Who Has the Power?
As a grower, maximizing square footage, maintaining or increasing margins, and simplifying the production process are always top of mind. Strategic thinking runs constant when it comes to container sizes, tray dimensions and low cost inputs — and in an industry where there is no “down time,” supplying instant impact and successful programs is what supports growth. However, if we dive deeper into the world of horticulture, are growers’ decisions being influenced by consumer needs and wants, and current trends, or is this group being neglected?
Every year, growers, breeders, hard goods suppliers and retailers participate in the California Spring Trials. This gives breeders an opportunity to showcase the “newest and greatest” and hopefully grab the attention of growers cycling through. We learn about stronger disease resistance, quicker to bloom varieties, lower cost crops, increased hardiness and possible production challenges we all need to be aware of.
As a grower, these qualities contribute to the success of the crop, but whether they are translating to the consumer world is left to debate. If the plant is disease resistant, quicker to bloom and is sure to be a success to the consumer (though we can’t really guarantee this), growers need to take that knowledge and educate the consumer at retail. If these attributes are important to the grower and retailer, conveying this at the store level should be prioritized properly, by defining the value to the shopper.

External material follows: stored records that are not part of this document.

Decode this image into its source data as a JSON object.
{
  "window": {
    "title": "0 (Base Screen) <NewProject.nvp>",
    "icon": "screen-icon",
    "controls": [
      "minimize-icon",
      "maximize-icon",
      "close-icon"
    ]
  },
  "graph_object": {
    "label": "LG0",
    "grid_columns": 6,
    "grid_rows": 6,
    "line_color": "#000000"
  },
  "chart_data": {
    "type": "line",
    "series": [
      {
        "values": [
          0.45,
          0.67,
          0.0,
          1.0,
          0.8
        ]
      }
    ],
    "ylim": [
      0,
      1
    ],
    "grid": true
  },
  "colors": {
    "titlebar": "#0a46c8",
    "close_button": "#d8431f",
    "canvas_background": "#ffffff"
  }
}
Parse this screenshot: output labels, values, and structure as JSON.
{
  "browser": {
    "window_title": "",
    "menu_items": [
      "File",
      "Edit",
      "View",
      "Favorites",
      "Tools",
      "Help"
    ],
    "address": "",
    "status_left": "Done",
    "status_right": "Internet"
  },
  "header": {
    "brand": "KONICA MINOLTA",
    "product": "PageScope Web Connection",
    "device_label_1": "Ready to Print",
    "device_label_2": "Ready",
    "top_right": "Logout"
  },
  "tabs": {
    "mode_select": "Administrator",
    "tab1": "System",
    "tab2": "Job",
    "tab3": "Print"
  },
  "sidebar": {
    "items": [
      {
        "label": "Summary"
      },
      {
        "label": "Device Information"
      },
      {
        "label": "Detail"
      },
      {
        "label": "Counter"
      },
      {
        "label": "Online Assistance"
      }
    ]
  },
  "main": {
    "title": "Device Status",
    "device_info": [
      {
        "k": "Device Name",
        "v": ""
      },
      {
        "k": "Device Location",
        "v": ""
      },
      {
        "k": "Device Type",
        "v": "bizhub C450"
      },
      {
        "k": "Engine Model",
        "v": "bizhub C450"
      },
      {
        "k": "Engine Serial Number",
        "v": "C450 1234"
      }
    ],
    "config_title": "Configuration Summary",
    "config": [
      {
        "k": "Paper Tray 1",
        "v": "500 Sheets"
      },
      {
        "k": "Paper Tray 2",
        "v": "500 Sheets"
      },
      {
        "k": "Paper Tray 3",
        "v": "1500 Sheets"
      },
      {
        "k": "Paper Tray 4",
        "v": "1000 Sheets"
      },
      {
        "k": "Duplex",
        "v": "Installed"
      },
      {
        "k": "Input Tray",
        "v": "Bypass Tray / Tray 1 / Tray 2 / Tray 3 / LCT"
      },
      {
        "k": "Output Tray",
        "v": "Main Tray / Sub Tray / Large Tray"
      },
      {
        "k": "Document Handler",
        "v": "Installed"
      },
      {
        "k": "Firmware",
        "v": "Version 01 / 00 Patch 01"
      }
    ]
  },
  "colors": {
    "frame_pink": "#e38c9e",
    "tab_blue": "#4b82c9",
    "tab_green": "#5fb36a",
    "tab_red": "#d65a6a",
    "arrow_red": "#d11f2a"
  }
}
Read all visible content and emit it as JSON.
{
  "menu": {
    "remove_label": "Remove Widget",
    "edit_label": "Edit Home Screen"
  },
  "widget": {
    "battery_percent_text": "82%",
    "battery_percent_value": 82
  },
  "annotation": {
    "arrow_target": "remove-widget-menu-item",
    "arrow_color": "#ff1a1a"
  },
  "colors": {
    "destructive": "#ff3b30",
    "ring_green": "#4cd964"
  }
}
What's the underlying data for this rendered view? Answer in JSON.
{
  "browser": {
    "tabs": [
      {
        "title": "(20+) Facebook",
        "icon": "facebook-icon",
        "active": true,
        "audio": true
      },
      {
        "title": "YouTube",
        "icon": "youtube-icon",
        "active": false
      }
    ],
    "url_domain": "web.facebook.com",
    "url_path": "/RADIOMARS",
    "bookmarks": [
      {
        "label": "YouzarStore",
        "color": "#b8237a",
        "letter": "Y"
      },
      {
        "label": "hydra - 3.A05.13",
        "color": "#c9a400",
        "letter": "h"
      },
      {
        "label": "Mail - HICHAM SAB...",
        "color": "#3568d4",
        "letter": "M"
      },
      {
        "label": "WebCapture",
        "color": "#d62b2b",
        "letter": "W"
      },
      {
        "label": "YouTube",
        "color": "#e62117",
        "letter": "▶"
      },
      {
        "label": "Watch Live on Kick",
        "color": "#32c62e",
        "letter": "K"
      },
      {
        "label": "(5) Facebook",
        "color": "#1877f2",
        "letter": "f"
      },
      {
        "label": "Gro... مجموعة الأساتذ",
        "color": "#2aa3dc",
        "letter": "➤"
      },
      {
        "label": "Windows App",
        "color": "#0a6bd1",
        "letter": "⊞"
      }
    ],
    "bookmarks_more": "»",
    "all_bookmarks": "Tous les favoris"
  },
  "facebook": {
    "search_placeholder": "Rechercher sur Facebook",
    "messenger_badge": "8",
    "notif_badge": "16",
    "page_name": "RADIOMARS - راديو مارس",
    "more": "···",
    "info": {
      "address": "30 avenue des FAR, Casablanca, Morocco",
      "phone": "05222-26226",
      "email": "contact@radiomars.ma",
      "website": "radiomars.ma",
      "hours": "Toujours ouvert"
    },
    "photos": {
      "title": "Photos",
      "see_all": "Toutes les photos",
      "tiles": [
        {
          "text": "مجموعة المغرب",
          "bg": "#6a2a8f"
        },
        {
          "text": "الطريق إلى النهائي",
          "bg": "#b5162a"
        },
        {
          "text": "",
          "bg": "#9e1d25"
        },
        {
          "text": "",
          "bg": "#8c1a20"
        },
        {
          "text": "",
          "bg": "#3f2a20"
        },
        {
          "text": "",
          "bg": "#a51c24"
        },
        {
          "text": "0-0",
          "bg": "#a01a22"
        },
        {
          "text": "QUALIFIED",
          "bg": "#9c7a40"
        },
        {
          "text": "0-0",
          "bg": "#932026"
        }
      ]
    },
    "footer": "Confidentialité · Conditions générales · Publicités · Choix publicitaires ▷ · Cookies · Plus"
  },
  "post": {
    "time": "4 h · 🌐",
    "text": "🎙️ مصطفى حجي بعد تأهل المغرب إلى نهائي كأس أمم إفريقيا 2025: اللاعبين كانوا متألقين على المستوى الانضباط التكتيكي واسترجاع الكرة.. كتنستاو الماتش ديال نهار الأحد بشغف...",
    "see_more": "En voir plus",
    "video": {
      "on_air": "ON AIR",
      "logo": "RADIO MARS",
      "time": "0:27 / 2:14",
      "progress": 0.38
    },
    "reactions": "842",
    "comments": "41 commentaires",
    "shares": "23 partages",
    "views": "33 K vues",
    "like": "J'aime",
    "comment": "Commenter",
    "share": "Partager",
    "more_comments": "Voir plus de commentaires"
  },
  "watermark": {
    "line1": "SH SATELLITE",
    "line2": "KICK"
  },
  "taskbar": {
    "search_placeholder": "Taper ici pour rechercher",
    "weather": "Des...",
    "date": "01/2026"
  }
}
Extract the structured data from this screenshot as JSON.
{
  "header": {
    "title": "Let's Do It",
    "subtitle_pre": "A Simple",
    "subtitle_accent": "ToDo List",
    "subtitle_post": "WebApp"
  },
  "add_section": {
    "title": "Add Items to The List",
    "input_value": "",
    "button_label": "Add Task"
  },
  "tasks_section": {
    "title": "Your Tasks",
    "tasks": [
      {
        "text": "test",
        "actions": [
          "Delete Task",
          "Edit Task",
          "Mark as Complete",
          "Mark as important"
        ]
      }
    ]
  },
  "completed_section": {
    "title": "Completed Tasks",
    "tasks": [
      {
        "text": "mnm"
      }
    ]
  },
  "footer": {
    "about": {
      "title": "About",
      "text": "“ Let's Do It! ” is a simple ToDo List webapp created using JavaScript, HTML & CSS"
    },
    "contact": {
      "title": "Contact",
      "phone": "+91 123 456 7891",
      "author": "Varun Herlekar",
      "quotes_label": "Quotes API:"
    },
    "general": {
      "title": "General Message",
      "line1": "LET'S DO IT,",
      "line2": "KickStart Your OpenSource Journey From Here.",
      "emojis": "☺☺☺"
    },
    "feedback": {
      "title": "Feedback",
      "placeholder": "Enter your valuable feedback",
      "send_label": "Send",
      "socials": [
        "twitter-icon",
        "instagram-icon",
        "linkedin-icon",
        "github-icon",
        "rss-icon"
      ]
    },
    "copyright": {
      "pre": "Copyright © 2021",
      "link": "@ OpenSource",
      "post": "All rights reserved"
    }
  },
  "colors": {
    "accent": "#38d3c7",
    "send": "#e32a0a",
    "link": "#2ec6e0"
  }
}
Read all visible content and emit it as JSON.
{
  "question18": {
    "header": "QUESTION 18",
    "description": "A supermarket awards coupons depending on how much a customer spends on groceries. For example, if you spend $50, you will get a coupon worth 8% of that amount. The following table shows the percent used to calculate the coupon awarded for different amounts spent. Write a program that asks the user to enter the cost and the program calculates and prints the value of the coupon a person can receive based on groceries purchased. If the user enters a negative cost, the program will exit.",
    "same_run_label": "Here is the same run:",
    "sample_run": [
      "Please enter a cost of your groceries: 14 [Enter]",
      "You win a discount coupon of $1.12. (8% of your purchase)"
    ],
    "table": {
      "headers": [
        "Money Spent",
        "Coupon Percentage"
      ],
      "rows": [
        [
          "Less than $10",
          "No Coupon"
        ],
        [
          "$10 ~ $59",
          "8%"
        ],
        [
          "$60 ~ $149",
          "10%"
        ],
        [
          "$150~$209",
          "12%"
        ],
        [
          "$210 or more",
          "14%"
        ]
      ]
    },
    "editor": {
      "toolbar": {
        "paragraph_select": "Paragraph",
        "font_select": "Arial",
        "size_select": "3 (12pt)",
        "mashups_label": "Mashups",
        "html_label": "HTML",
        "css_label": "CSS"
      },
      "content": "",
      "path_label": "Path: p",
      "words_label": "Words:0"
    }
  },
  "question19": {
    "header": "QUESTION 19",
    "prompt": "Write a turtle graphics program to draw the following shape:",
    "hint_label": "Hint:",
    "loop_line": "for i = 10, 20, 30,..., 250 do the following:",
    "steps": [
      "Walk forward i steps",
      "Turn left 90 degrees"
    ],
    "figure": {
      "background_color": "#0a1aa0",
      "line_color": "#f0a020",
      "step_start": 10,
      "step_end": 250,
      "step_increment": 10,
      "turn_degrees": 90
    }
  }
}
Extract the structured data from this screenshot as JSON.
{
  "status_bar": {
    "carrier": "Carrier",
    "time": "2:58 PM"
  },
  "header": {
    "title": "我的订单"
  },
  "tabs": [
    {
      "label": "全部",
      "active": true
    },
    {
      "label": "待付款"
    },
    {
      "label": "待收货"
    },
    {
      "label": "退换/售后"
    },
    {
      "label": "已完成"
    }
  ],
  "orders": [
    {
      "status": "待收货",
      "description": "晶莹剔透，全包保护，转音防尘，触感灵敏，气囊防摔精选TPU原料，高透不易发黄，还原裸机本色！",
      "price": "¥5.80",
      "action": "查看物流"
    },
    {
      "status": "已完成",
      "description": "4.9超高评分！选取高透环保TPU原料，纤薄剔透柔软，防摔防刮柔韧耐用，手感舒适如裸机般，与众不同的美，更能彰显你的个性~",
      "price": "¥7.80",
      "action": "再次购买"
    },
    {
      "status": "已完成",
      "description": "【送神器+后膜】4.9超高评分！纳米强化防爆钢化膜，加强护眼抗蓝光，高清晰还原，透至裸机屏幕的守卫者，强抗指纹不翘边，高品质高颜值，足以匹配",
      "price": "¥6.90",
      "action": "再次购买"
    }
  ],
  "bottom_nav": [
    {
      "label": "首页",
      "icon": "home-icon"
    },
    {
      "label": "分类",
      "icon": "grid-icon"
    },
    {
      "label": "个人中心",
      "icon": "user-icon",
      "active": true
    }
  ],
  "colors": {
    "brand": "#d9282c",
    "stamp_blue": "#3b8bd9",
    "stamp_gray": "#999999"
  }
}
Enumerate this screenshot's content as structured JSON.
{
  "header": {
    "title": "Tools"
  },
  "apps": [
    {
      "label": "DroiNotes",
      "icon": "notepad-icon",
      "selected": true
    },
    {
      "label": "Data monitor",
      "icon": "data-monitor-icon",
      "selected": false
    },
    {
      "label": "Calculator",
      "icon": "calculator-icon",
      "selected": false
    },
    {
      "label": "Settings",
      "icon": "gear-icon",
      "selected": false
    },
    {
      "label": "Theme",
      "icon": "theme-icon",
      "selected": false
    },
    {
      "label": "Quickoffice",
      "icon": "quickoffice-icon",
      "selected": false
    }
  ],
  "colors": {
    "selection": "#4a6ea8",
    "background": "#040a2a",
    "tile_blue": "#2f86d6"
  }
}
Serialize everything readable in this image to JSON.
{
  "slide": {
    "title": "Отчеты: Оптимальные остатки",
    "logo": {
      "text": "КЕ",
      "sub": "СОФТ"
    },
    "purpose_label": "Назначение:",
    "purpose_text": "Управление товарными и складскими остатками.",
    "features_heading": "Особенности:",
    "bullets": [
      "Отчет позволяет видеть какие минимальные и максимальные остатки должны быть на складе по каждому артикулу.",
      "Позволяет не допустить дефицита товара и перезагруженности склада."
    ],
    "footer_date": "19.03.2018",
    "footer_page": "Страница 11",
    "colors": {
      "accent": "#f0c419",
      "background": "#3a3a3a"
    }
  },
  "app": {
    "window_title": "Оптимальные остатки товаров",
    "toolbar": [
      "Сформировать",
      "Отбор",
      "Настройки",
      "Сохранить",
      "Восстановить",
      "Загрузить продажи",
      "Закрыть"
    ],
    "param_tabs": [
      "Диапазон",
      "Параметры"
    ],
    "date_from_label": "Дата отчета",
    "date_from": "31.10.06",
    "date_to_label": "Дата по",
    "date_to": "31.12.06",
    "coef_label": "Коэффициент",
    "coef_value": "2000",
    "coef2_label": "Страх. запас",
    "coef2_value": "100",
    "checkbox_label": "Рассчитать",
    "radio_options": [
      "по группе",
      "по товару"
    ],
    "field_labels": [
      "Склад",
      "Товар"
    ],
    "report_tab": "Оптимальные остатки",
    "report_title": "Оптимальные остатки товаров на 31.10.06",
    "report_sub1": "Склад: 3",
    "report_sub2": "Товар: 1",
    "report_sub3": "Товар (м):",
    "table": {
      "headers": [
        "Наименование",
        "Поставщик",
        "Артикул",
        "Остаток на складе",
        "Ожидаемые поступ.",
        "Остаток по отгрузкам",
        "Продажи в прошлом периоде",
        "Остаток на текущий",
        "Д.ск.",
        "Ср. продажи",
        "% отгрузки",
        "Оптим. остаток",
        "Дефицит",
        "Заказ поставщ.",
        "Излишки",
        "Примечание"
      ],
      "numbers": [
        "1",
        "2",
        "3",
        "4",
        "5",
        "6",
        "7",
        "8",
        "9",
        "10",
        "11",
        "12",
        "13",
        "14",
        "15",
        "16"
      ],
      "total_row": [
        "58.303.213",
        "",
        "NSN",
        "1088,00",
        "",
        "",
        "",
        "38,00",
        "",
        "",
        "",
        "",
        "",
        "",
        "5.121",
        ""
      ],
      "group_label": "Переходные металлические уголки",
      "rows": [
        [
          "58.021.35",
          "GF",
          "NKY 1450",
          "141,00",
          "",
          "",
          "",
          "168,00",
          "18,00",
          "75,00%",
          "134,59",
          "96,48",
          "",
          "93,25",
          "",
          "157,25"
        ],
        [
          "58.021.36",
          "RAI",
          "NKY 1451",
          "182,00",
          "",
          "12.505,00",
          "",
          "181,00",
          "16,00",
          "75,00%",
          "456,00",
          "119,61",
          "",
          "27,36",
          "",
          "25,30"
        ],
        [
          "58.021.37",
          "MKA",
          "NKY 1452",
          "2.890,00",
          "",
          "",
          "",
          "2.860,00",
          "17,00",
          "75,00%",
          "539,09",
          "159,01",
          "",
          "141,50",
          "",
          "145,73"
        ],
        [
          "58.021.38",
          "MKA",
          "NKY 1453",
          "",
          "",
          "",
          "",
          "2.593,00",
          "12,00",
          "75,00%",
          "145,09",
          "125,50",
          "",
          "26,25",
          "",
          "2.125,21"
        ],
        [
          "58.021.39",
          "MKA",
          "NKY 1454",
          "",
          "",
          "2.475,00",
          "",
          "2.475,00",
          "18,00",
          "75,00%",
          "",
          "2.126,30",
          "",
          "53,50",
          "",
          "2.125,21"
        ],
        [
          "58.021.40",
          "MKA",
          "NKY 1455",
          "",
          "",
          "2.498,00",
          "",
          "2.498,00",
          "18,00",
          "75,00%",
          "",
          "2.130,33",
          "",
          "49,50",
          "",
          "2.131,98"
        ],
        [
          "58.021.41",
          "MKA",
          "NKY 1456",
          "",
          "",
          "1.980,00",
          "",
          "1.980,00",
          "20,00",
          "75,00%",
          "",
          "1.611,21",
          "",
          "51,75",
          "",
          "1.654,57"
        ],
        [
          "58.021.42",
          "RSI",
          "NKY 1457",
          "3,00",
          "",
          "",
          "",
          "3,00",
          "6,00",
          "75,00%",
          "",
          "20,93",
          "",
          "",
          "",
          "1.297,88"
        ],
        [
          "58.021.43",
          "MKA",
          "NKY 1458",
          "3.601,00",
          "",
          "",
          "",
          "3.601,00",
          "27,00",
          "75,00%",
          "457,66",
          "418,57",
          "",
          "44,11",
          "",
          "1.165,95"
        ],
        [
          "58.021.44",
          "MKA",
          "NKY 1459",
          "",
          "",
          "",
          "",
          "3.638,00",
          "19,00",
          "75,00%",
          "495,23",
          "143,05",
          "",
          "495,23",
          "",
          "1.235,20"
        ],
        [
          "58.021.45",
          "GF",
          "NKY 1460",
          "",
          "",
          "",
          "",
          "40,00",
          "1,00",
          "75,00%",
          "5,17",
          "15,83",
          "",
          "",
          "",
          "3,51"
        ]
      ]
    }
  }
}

UNDERSTANDING THE CONSUMER
California Spring Trials is an incredible event, and while it’s a lot of work, we’re able to see the magnitude of our industry. On the flip side, do we really need to see 15 new red petunias or 10 new varieties of impatiens because they’re “making a comeback”? Honestly, no. At the end of the day, to a consumer, a red petunia is just that — a red petunia. If we are investing the time and money into holding such an extravagant event, let’s bring the growers together, select the top 40 or 50 varieties, and then bring consumers through and see where the common ground is.
Understanding the consumer is key. Male vs. female, urban vs. rural, having a green thumb vs. not, yard vs. patio gardening; this is all demographic information growers need to further explore, which leads me to a small word with big meaning, data. Data is often a “scary” word in our industry, but you can’t plan based on information you don’t know or have.
While growers might not be making the buying decisions, growers do have the power to influence programs, provide new concepts and speak directly to the consumer market. The question is, how do growers do that? How do you get in the minds of consumers and why do you want to? Simple, to sell more product, which at the end of the day, lines up with the store focus as well.
STRATEGIZE RETAIL CONCEPTS
When you walk into a store, what grabs your eye? I don’t know about you, but generally, I want to spend as little time as possible roaming the aisles, contemplating my purchase. Sure, I may have a vision in mind, but that’s not to say it can’t change.
Position, position, position. End caps and store fronts are prime real estate to display your programs. Wherever your product may be positioned, shoppers are going to “examine” the product. They’re looking for color, in search of a complementary look and, depending on the shopper, is it unique or traditional enough. That plant, regardless of how traditional or unique it might be, needs to fit within their budget, and if it doesn’t, you need to give that shopper a reason to spend above their limit.
This is where knowledge comes in. Promote the details, tell the story and reinforce why that plant, your plant, is worth the purchase, especially if it’s running at a higher cost.
Growers, ask questions; have your own field team, conduct store walks, host consumer focus groups, learn what drives the shopping experience and what leads to the purchase. Knowledge is power! If growers can understand the buying habits of consumers, the power of creation can coincide with the shoppers’ buying decisions. By that, I mean: At the end of the day, the consumer has all the power.
Regardless of the details, production time and every other detail growers might focus on, consumers make the decision to buy or not. If you understand the consumer, do your research, limit the selection — as to not overwhelm the shopper and create instant impact — you have a greater opportunity when it comes to buyer collaboration.
Right now, considering what has and is transpiring in the world around us; growers have an opportunity to truly connect with, and support, the consumer. For quite some time, shoppers have been stuck indoors and summoned to online ordering or curbside pick-up. The only real consistency across the country is gardening. In a world, where there are current limitations, now is the time to educate yourselves on this market.
As a consumer, I want color. I want success. I want something nice to look at. I want the pieces of my planting puzzle outlined for me. I want to feel good about what I’ve planted and see the success as I watch my containers, gardens, and landscape grow. I want to know my investment was worthwhile. How can you ensure that?